On the market for $5.89 million, the animal-friendly 1960s Mediterranean retreat features horse facilities, a covered dog run and an aviary, among other things. Views from the 40-acre property take in the surrounding valley, vistas and a nearby reservoir.
A piece of her empire
“Empire” star Taraji P. Henson has cast herself in a new role: landlord. The television and film actress has put her home in the Beachwood Canyon area up for lease at $12,000 a month. The three-story home, which draws from Moorish influences, was previously for sale at $2.995 million.
Among features of note is a kitchen atrium, an outdoor lounge and a hot tub. Varying arches, custom millwork and ornate doors give the 4,200-square-foot home a one-of-a-kind look.
Former King nets a sale
Retired hockey pro Oleg Tverdovsky scored big with his recent home sale in Bel-Air. The all-star defenseman, who played for the Ducks and the Kings, sold his Mediterranean villa for $7.81 million — $2.41 million more than what he bought the property for six years ago.
Sitting on about two acres, the custom two-story is designed for indoor-outdoor living. Arched doors open to various courtyards and terrace patios, and living areas center on city, mountain and ocean views. A swimming pool with an infinity-edge spa completes the setting.
Expanded to perfection
Two years ago, “South Pacific” star Mitzi Gaynor parted ways with her longtime home in Beverly Hills for $4.9 million. Fast-forward to today and a renovated and expanded version of the property has been flipped for more than twice that amount.
The 1920s Spanish colonial villa, now measuring about 6,200 square feet, recently sold for $10.3 million to the daughter of a Russian billionaire. Among additions to the property is a new detached guesthouse and a separate pool house. There are five bedrooms, six full bathrooms and a powder room in all.
Dolphin finds a new pool
Former Newbury Park High School star and NFL player Jordan Cameron has touched down in the Westlake Village area, buying a tricked-out home for $2.05 million.
The Pro Bowl tight end’s new domain doesn’t skimp on the outdoor features. A covered pavilion, a fire pit, a built-in barbecue and swimming pool and spa provide an atmosphere for entertaining. There’s even a lighted basketball half-court on the grounds.
From the archives
It was 20 years ago this week that a minor remodel of Dinah Shore’s longtime home in Beverly Hills began. Purchased from Shore’s estate the previous year, the new owners enlisted architect Gus Duffy to design a two-story mezzanine to connect the main house to the detached guest quarters.

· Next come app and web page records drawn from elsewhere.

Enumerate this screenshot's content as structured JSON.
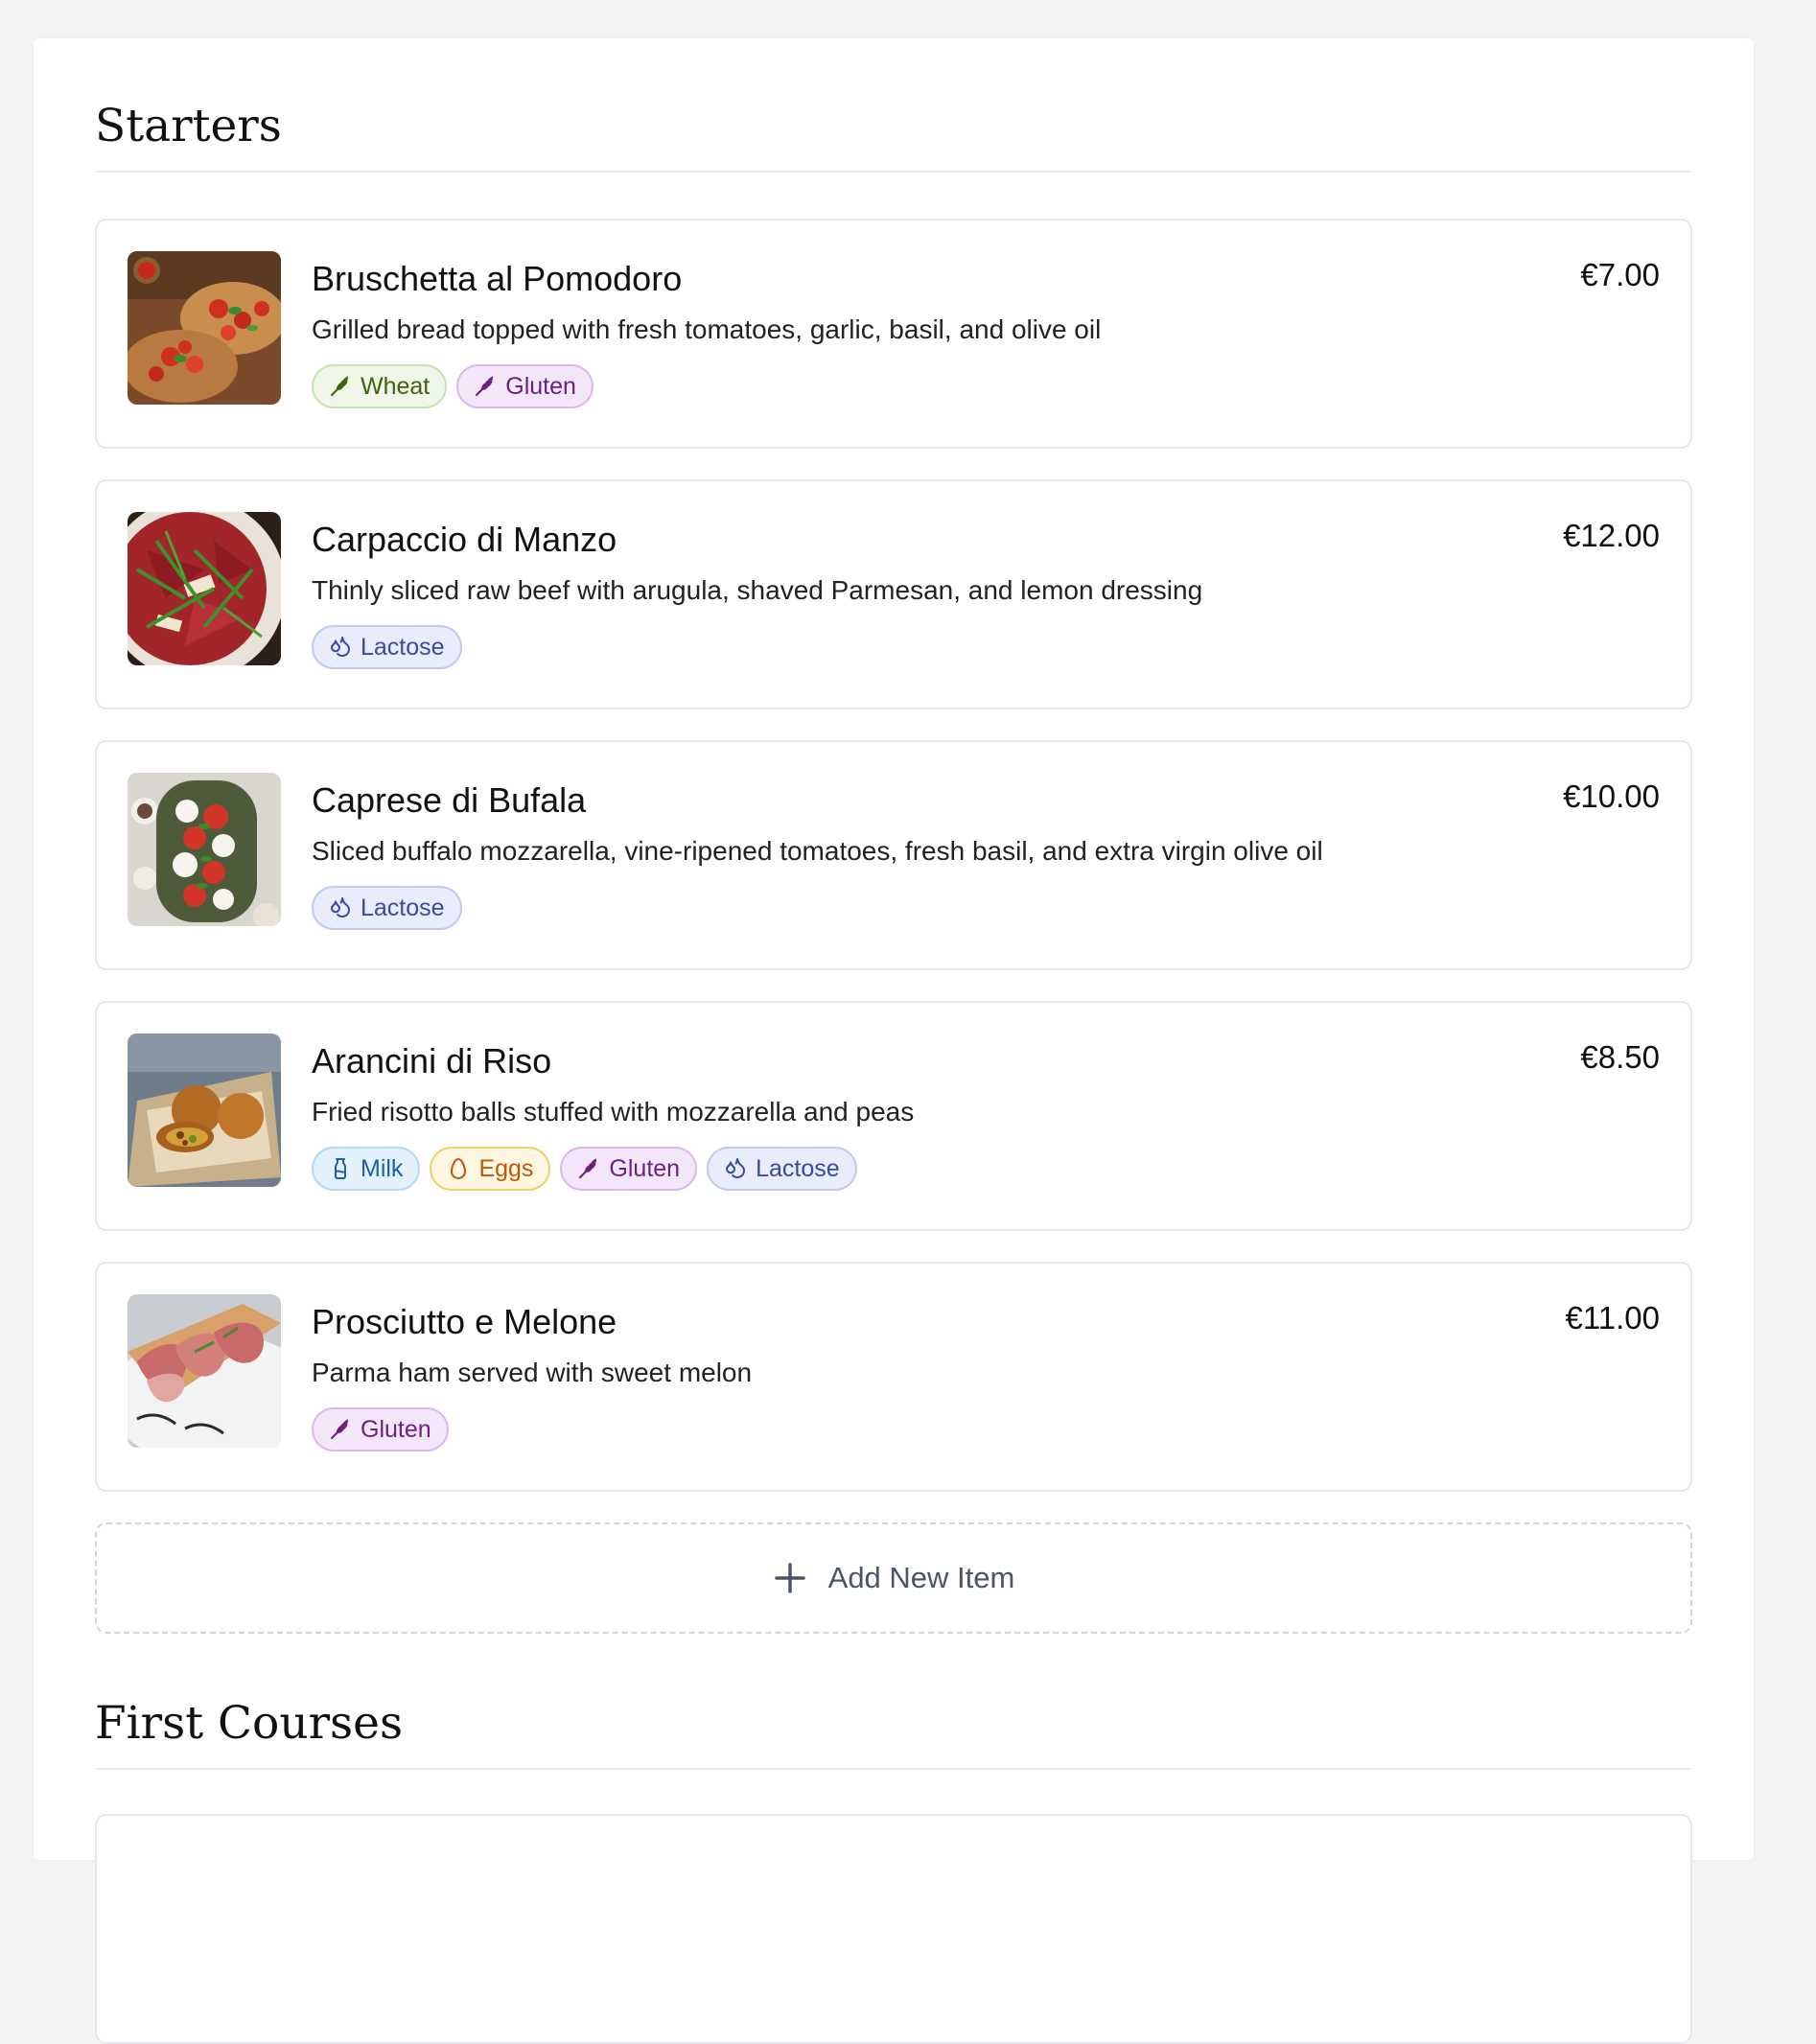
{
  "sections": [
    {
      "title": "Starters",
      "items": [
        {
          "name": "Bruschetta al Pomodoro",
          "price": "€7.00",
          "description": "Grilled bread topped with fresh tomatoes, garlic, basil, and olive oil",
          "tags": [
            {
              "label": "Wheat",
              "icon": "wheat-icon"
            },
            {
              "label": "Gluten",
              "icon": "wheat-icon"
            }
          ]
        },
        {
          "name": "Carpaccio di Manzo",
          "price": "€12.00",
          "description": "Thinly sliced raw beef with arugula, shaved Parmesan, and lemon dressing",
          "tags": [
            {
              "label": "Lactose",
              "icon": "droplets-icon"
            }
          ]
        },
        {
          "name": "Caprese di Bufala",
          "price": "€10.00",
          "description": "Sliced buffalo mozzarella, vine-ripened tomatoes, fresh basil, and extra virgin olive oil",
          "tags": [
            {
              "label": "Lactose",
              "icon": "droplets-icon"
            }
          ]
        },
        {
          "name": "Arancini di Riso",
          "price": "€8.50",
          "description": "Fried risotto balls stuffed with mozzarella and peas",
          "tags": [
            {
              "label": "Milk",
              "icon": "milk-bottle-icon"
            },
            {
              "label": "Eggs",
              "icon": "egg-icon"
            },
            {
              "label": "Gluten",
              "icon": "wheat-icon"
            },
            {
              "label": "Lactose",
              "icon": "droplets-icon"
            }
          ]
        },
        {
          "name": "Prosciutto e Melone",
          "price": "€11.00",
          "description": "Parma ham served with sweet melon",
          "tags": [
            {
              "label": "Gluten",
              "icon": "wheat-icon"
            }
          ]
        }
      ],
      "add_button_label": "Add New Item"
    },
    {
      "title": "First Courses"
    }
  ],
  "colors": {
    "wheat": "#3f6212",
    "gluten": "#6b2180",
    "lactose": "#3a4aa0",
    "milk": "#1f5fa3",
    "eggs": "#c2550c"
  }
}
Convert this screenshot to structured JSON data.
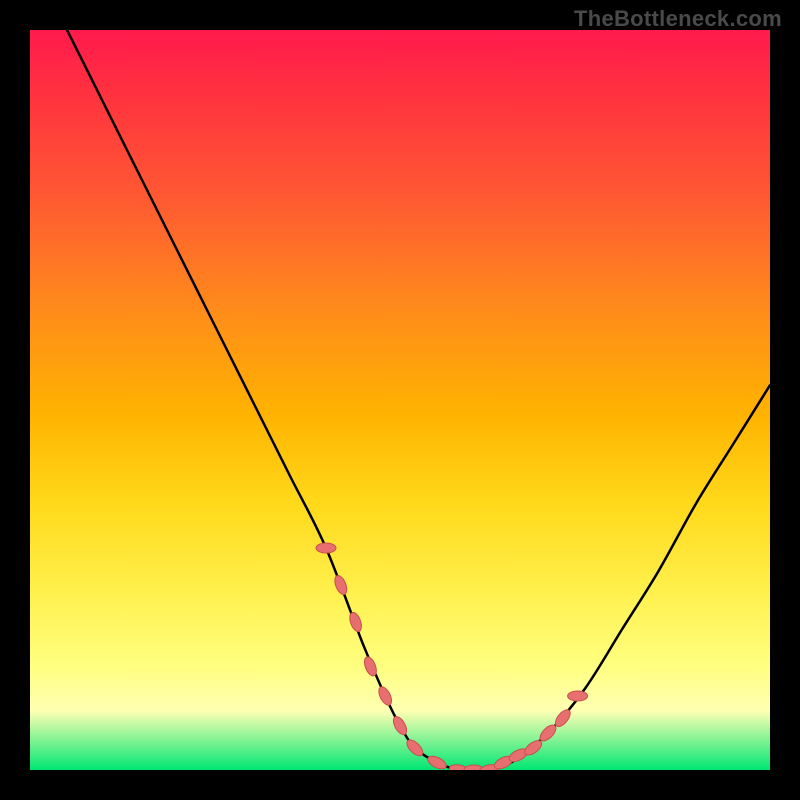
{
  "watermark": "TheBottleneck.com",
  "colors": {
    "background": "#000000",
    "gradient_top": "#ff1a4d",
    "gradient_bottom": "#00e673",
    "curve_stroke": "#000000",
    "marker_fill": "#e76f6f",
    "marker_stroke": "#c94f4f"
  },
  "chart_data": {
    "type": "line",
    "title": "",
    "xlabel": "",
    "ylabel": "",
    "xlim": [
      0,
      100
    ],
    "ylim": [
      0,
      100
    ],
    "grid": false,
    "legend": null,
    "series": [
      {
        "name": "bottleneck-curve",
        "x": [
          5,
          10,
          15,
          20,
          25,
          30,
          35,
          40,
          45,
          48,
          50,
          52,
          55,
          58,
          60,
          62,
          65,
          70,
          75,
          80,
          85,
          90,
          95,
          100
        ],
        "y": [
          100,
          90,
          80,
          70,
          60,
          50,
          40,
          30,
          17,
          10,
          6,
          3,
          1,
          0,
          0,
          0,
          1,
          5,
          11,
          19,
          27,
          36,
          44,
          52
        ]
      }
    ],
    "markers": {
      "name": "highlight-points",
      "x": [
        40,
        42,
        44,
        46,
        48,
        50,
        52,
        55,
        58,
        60,
        62,
        64,
        66,
        68,
        70,
        72,
        74
      ],
      "y": [
        30,
        25,
        20,
        14,
        10,
        6,
        3,
        1,
        0,
        0,
        0,
        1,
        2,
        3,
        5,
        7,
        10
      ]
    },
    "annotations": []
  }
}
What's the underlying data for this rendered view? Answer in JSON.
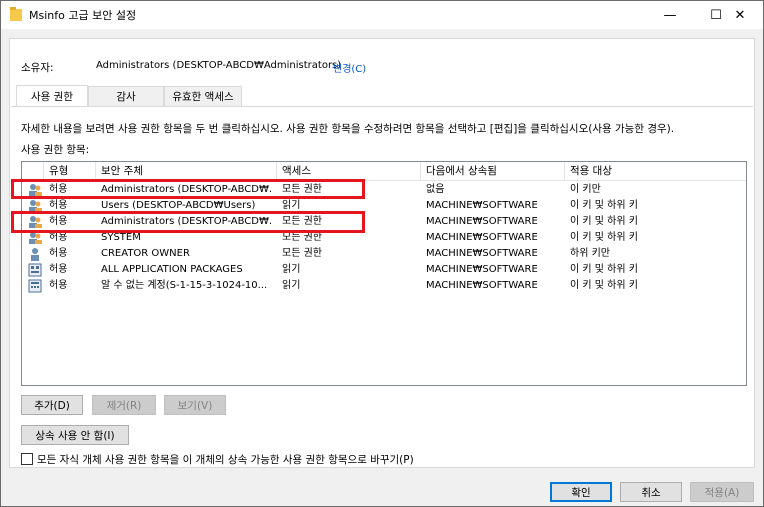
{
  "window": {
    "title": "Msinfo 고급 보안 설정",
    "minimize": "—",
    "maximize": "☐",
    "close": "✕"
  },
  "owner": {
    "label": "소유자:",
    "value": "Administrators (DESKTOP-ABCD₩Administrators)",
    "change_link": "변경(C)"
  },
  "tabs": [
    {
      "label": "사용 권한",
      "active": true
    },
    {
      "label": "감사",
      "active": false
    },
    {
      "label": "유효한 액세스",
      "active": false
    }
  ],
  "panel": {
    "description": "자세한 내용을 보려면 사용 권한 항목을 두 번 클릭하십시오. 사용 권한 항목을 수정하려면 항목을 선택하고 [편집]을 클릭하십시오(사용 가능한 경우).",
    "entries_label": "사용 권한 항목:"
  },
  "columns": [
    "",
    "유형",
    "보안 주체",
    "액세스",
    "다음에서 상속됨",
    "적용 대상"
  ],
  "rows": [
    {
      "icon": "user-group-icon",
      "type": "허용",
      "principal": "Administrators (DESKTOP-ABCD₩...",
      "access": "모든 권한",
      "inherited_from": "없음",
      "applies_to": "이 키만",
      "highlighted": true
    },
    {
      "icon": "user-group-icon",
      "type": "허용",
      "principal": "Users (DESKTOP-ABCD₩Users)",
      "access": "읽기",
      "inherited_from": "MACHINE₩SOFTWARE",
      "applies_to": "이 키 및 하위 키",
      "highlighted": false
    },
    {
      "icon": "user-group-icon",
      "type": "허용",
      "principal": "Administrators (DESKTOP-ABCD₩...",
      "access": "모든 권한",
      "inherited_from": "MACHINE₩SOFTWARE",
      "applies_to": "이 키 및 하위 키",
      "highlighted": true
    },
    {
      "icon": "user-group-icon",
      "type": "허용",
      "principal": "SYSTEM",
      "access": "모든 권한",
      "inherited_from": "MACHINE₩SOFTWARE",
      "applies_to": "이 키 및 하위 키",
      "highlighted": false
    },
    {
      "icon": "user-icon",
      "type": "허용",
      "principal": "CREATOR OWNER",
      "access": "모든 권한",
      "inherited_from": "MACHINE₩SOFTWARE",
      "applies_to": "하위 키만",
      "highlighted": false
    },
    {
      "icon": "app-packages-icon",
      "type": "허용",
      "principal": "ALL APPLICATION PACKAGES",
      "access": "읽기",
      "inherited_from": "MACHINE₩SOFTWARE",
      "applies_to": "이 키 및 하위 키",
      "highlighted": false
    },
    {
      "icon": "unknown-account-icon",
      "type": "허용",
      "principal": "알 수 없는 계정(S-1-15-3-1024-10...",
      "access": "읽기",
      "inherited_from": "MACHINE₩SOFTWARE",
      "applies_to": "이 키 및 하위 키",
      "highlighted": false
    }
  ],
  "buttons": {
    "add": "추가(D)",
    "remove": "제거(R)",
    "view": "보기(V)",
    "disable_inheritance": "상속 사용 안 함(I)",
    "replace_child_checkbox": "모든 자식 개체 사용 권한 항목을 이 개체의 상속 가능한 사용 권한 항목으로 바꾸기(P)",
    "ok": "확인",
    "cancel": "취소",
    "apply": "적용(A)"
  },
  "colors": {
    "highlight": "#e6141e",
    "accent": "#0078d7",
    "link": "#0a58ca"
  }
}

A decade later, the 1949 Traditional came up for sale again and eventually sold to film actress Jodie Foster. Foster would own the property for five years before selling it to eyeglasses mogul Doug Barnes, who razed the vine-wrapped house and had a 14,000-square-foot contemporary built in its place.
What we’re reading
— If your weekend television viewing includes the HBO series “Vinyl,” this estate in Old Westbury, N.Y., may look familiar. Listed for $12.9 million, the 16-acre property was used in the filming of the Martin Scorsese series as well as a few of the filmmaker’s other projects, Newsday reports. It’s also the site where the Notorious B.I.G. filmed the music video for “Warning.”
— Do you have a hard time using basic power tools? If you answered yes, then prepare to feel some shame. In Paris, a medieval castle is currently being built without the help of any new technology. Gizmodo reports that builders have been working since 1997 — yes, 1997 — to assemble a castle using materials and techniques used during the 13th century. The castle is expected to be completed by 2022.